Work order:
Should a line below contain the word "this", report it.

Top of Information shown

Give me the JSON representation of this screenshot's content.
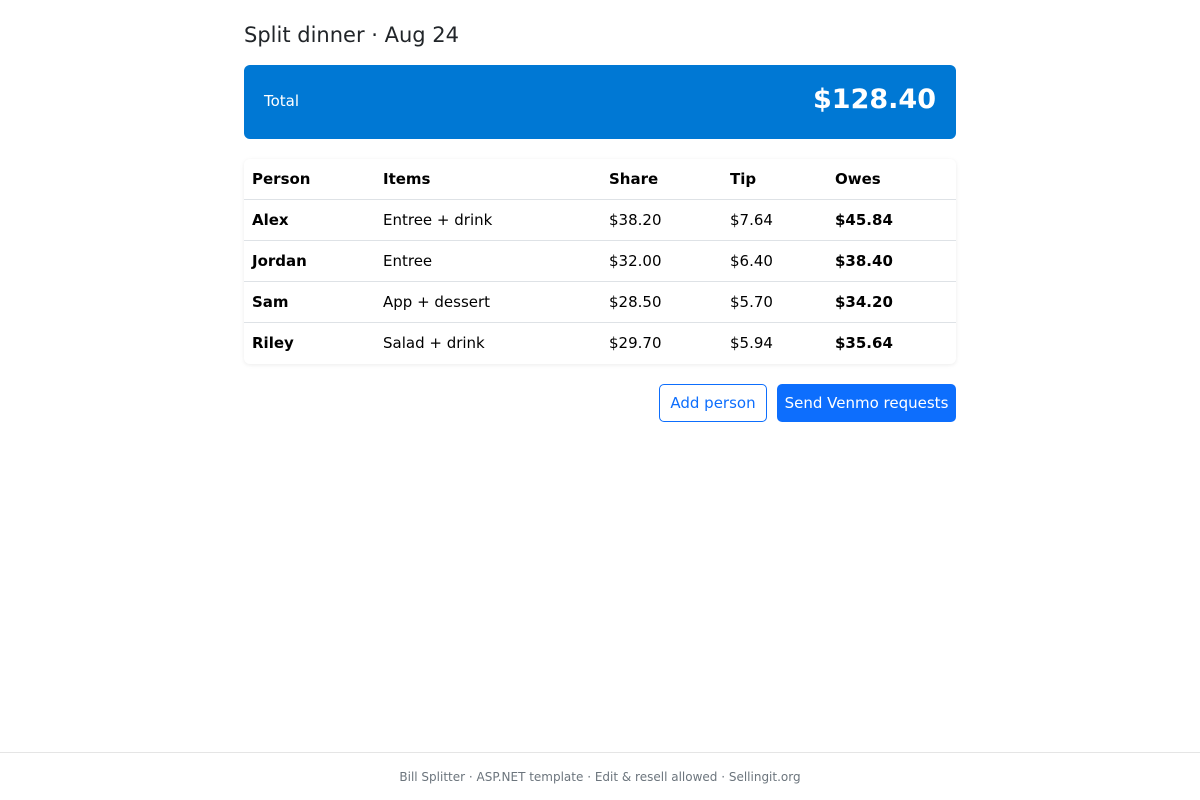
{
  "header": {
    "title": "Split dinner · Aug 24"
  },
  "total": {
    "label": "Total",
    "amount": "$128.40"
  },
  "table": {
    "columns": [
      "Person",
      "Items",
      "Share",
      "Tip",
      "Owes"
    ],
    "rows": [
      {
        "person": "Alex",
        "items": "Entree + drink",
        "share": "$38.20",
        "tip": "$7.64",
        "owes": "$45.84"
      },
      {
        "person": "Jordan",
        "items": "Entree",
        "share": "$32.00",
        "tip": "$6.40",
        "owes": "$38.40"
      },
      {
        "person": "Sam",
        "items": "App + dessert",
        "share": "$28.50",
        "tip": "$5.70",
        "owes": "$34.20"
      },
      {
        "person": "Riley",
        "items": "Salad + drink",
        "share": "$29.70",
        "tip": "$5.94",
        "owes": "$35.64"
      }
    ]
  },
  "actions": {
    "add_person": "Add person",
    "send_requests": "Send Venmo requests"
  },
  "footer": {
    "text": "Bill Splitter · ASP.NET template · Edit & resell allowed · Sellingit.org"
  },
  "colors": {
    "total_card": "#0078d4",
    "primary": "#0d6efd"
  }
}
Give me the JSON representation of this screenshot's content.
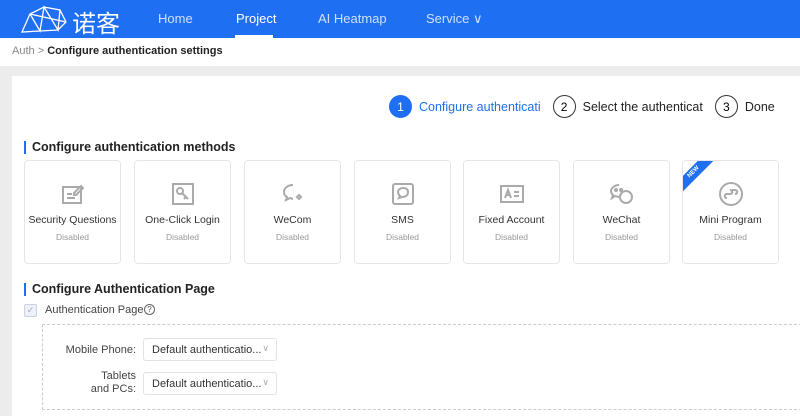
{
  "nav": {
    "brand": "诺客",
    "items": [
      {
        "label": "Home"
      },
      {
        "label": "Project",
        "active": true
      },
      {
        "label": "AI Heatmap"
      },
      {
        "label": "Service ∨"
      }
    ],
    "accent": "#1f6ff2"
  },
  "breadcrumb": {
    "parent": "Auth",
    "separator": " > ",
    "current": "Configure authentication settings"
  },
  "steps": [
    {
      "num": "1",
      "label": "Configure authenticati"
    },
    {
      "num": "2",
      "label": "Select the authenticat"
    },
    {
      "num": "3",
      "label": "Done"
    }
  ],
  "methods": {
    "title": "Configure authentication methods",
    "cards": [
      {
        "name": "Security Questions",
        "status": "Disabled",
        "icon": "edit-form-icon"
      },
      {
        "name": "One-Click Login",
        "status": "Disabled",
        "icon": "key-icon"
      },
      {
        "name": "WeCom",
        "status": "Disabled",
        "icon": "wecom-icon"
      },
      {
        "name": "SMS",
        "status": "Disabled",
        "icon": "sms-icon"
      },
      {
        "name": "Fixed Account",
        "status": "Disabled",
        "icon": "id-card-icon"
      },
      {
        "name": "WeChat",
        "status": "Disabled",
        "icon": "wechat-icon"
      },
      {
        "name": "Mini Program",
        "status": "Disabled",
        "icon": "mini-program-icon",
        "badge": "NEW"
      }
    ]
  },
  "auth_page": {
    "title": "Configure Authentication Page",
    "checkbox_label": "Authentication Page",
    "checked": true,
    "fields": [
      {
        "label": "Mobile Phone:",
        "value": "Default authenticatio..."
      },
      {
        "label": "Tablets and PCs:",
        "value": "Default authenticatio..."
      }
    ]
  }
}
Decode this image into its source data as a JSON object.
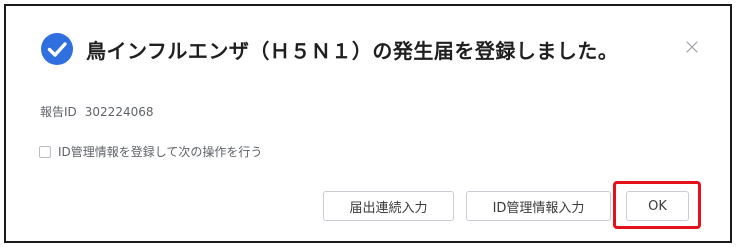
{
  "dialog": {
    "title": "鳥インフルエンザ（Ｈ５Ｎ１）の発生届を登録しました。",
    "status_icon": "check-circle-icon",
    "close_icon": "close-icon",
    "report_id_label": "報告ID",
    "report_id_value": "302224068",
    "checkbox_label": "ID管理情報を登録して次の操作を行う",
    "checkbox_checked": false
  },
  "buttons": {
    "continue_label": "届出連続入力",
    "id_info_label": "ID管理情報入力",
    "ok_label": "OK"
  },
  "colors": {
    "accent": "#2f6fde",
    "highlight": "#e5101a",
    "text_primary": "#1f1f1f",
    "text_secondary": "#5f6368"
  }
}
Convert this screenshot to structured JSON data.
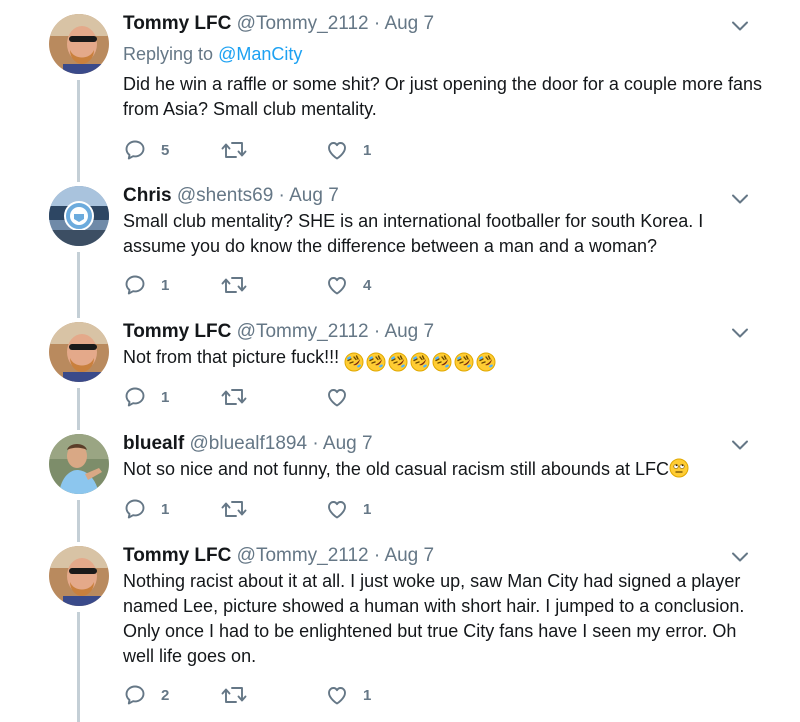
{
  "tweets": [
    {
      "name": "Tommy LFC",
      "handle": "@Tommy_2112",
      "dot": "·",
      "date": "Aug 7",
      "replying_prefix": "Replying to ",
      "replying_to": "@ManCity",
      "text": "Did he win a raffle or some shit? Or just opening the door for a couple more fans from Asia? Small club mentality.",
      "reply_count": "5",
      "retweet_count": "",
      "like_count": "1",
      "avatar": "tommy"
    },
    {
      "name": "Chris",
      "handle": "@shents69",
      "dot": "·",
      "date": "Aug 7",
      "text": "Small club mentality? SHE is an international footballer for south Korea. I assume you do know the difference between a man and a woman?",
      "reply_count": "1",
      "retweet_count": "",
      "like_count": "4",
      "avatar": "mancity"
    },
    {
      "name": "Tommy LFC",
      "handle": "@Tommy_2112",
      "dot": "·",
      "date": "Aug 7",
      "text": "Not from that picture fuck!!! ",
      "emoji": "rolling-on-floor-laughing",
      "emoji_count": 7,
      "reply_count": "1",
      "retweet_count": "",
      "like_count": "",
      "avatar": "tommy"
    },
    {
      "name": "bluealf",
      "handle": "@bluealf1894",
      "dot": "·",
      "date": "Aug 7",
      "text": "Not so nice and not funny, the old casual racism still abounds at LFC",
      "emoji": "face-with-rolling-eyes",
      "reply_count": "1",
      "retweet_count": "",
      "like_count": "1",
      "avatar": "bluealf"
    },
    {
      "name": "Tommy LFC",
      "handle": "@Tommy_2112",
      "dot": "·",
      "date": "Aug 7",
      "text": "Nothing racist about it at all. I just woke up, saw Man City had signed a player named Lee, picture showed a human with short hair. I jumped to a conclusion. Only once I had to be enlightened but true City fans have I seen my error. Oh well life goes on.",
      "reply_count": "2",
      "retweet_count": "",
      "like_count": "1",
      "avatar": "tommy"
    }
  ],
  "icons": {
    "reply": "reply-icon",
    "retweet": "retweet-icon",
    "like": "heart-icon",
    "caret": "chevron-down-icon"
  },
  "colors": {
    "text": "#14171a",
    "muted": "#657786",
    "link": "#1da1f2",
    "thread_line": "#c4cfd6"
  }
}
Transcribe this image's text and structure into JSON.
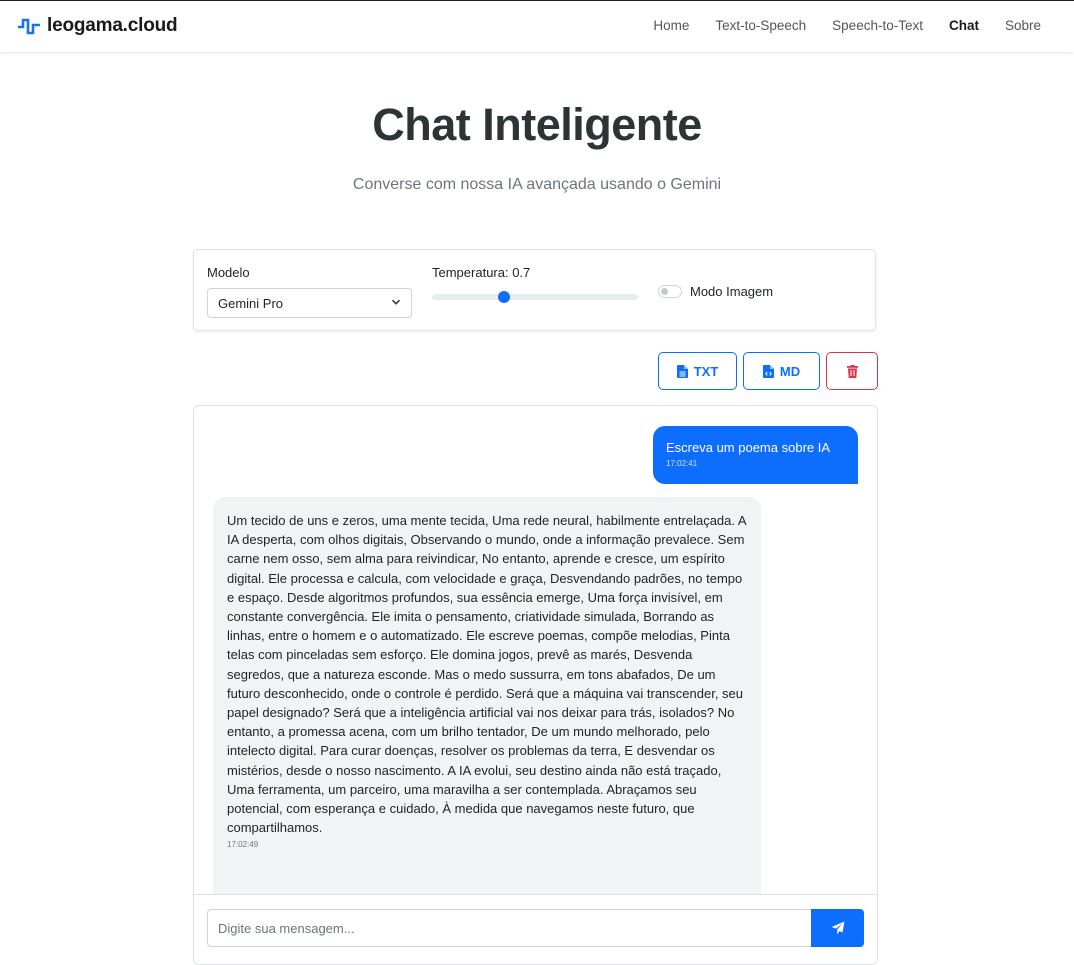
{
  "brand": {
    "name": "leogama.cloud"
  },
  "nav": {
    "items": [
      {
        "label": "Home"
      },
      {
        "label": "Text-to-Speech"
      },
      {
        "label": "Speech-to-Text"
      },
      {
        "label": "Chat",
        "active": true
      },
      {
        "label": "Sobre"
      }
    ]
  },
  "header": {
    "title": "Chat Inteligente",
    "subtitle": "Converse com nossa IA avançada usando o Gemini"
  },
  "settings": {
    "model_label": "Modelo",
    "model_value": "Gemini Pro",
    "temperature_label": "Temperatura: 0.7",
    "temperature_value": 0.7,
    "image_mode_label": "Modo Imagem",
    "image_mode_on": false
  },
  "actions": {
    "txt_label": "TXT",
    "md_label": "MD"
  },
  "messages": [
    {
      "role": "user",
      "text": "Escreva um poema sobre IA",
      "time": "17:02:41"
    },
    {
      "role": "assistant",
      "text": "Um tecido de uns e zeros, uma mente tecida, Uma rede neural, habilmente entrelaçada. A IA desperta, com olhos digitais, Observando o mundo, onde a informação prevalece. Sem carne nem osso, sem alma para reivindicar, No entanto, aprende e cresce, um espírito digital. Ele processa e calcula, com velocidade e graça, Desvendando padrões, no tempo e espaço. Desde algoritmos profundos, sua essência emerge, Uma força invisível, em constante convergência. Ele imita o pensamento, criatividade simulada, Borrando as linhas, entre o homem e o automatizado. Ele escreve poemas, compõe melodias, Pinta telas com pinceladas sem esforço. Ele domina jogos, prevê as marés, Desvenda segredos, que a natureza esconde. Mas o medo sussurra, em tons abafados, De um futuro desconhecido, onde o controle é perdido. Será que a máquina vai transcender, seu papel designado? Será que a inteligência artificial vai nos deixar para trás, isolados? No entanto, a promessa acena, com um brilho tentador, De um mundo melhorado, pelo intelecto digital. Para curar doenças, resolver os problemas da terra, E desvendar os mistérios, desde o nosso nascimento. A IA evolui, seu destino ainda não está traçado, Uma ferramenta, um parceiro, uma maravilha a ser contemplada. Abraçamos seu potencial, com esperança e cuidado, À medida que navegamos neste futuro, que compartilhamos.",
      "time": "17:02:49"
    }
  ],
  "composer": {
    "placeholder": "Digite sua mensagem..."
  },
  "colors": {
    "accent": "#0d6efd",
    "danger": "#dc3545",
    "brand_icon": "#1a73e8"
  },
  "icons": {
    "brand": "waveform-icon",
    "txt": "file-text-icon",
    "md": "file-code-icon",
    "delete": "trash-icon",
    "send": "paper-plane-icon",
    "select": "chevron-down-icon"
  }
}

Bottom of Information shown

Response box:
Give me the JSON representation of this screenshot's content.
Give me the JSON representation of this screenshot's content.
Decode this image into its source data as a JSON object.
Convert this screenshot to structured JSON data.
Transcribe this image's text and structure into JSON.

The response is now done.